INSTRUCTIONS FOR THE TASK: How many lines in the records below hold the string "caption"? Please answer with the number and nothing more.

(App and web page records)
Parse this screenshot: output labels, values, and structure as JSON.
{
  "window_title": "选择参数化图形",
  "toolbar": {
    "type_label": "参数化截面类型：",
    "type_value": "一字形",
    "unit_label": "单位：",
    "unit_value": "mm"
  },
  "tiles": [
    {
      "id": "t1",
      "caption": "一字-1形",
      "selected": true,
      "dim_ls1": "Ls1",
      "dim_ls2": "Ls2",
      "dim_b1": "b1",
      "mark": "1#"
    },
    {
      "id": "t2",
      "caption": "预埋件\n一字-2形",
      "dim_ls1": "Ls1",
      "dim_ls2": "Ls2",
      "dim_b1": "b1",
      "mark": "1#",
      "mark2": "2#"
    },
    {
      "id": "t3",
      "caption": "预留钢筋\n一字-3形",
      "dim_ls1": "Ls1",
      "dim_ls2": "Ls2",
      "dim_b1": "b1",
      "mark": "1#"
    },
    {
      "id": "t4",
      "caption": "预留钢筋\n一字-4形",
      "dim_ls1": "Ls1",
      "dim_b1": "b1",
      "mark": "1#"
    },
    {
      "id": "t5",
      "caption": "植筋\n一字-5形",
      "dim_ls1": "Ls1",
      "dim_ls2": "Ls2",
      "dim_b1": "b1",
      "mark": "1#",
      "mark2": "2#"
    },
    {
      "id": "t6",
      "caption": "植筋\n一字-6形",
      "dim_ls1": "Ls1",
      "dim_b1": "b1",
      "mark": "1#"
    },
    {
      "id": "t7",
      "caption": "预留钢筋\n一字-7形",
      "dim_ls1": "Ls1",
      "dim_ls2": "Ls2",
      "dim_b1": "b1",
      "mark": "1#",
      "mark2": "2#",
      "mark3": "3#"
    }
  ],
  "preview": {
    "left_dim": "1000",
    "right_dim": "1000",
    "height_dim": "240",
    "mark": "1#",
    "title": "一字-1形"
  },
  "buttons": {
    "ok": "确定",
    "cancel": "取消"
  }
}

SOLUTION TO THE PROBLEM: 7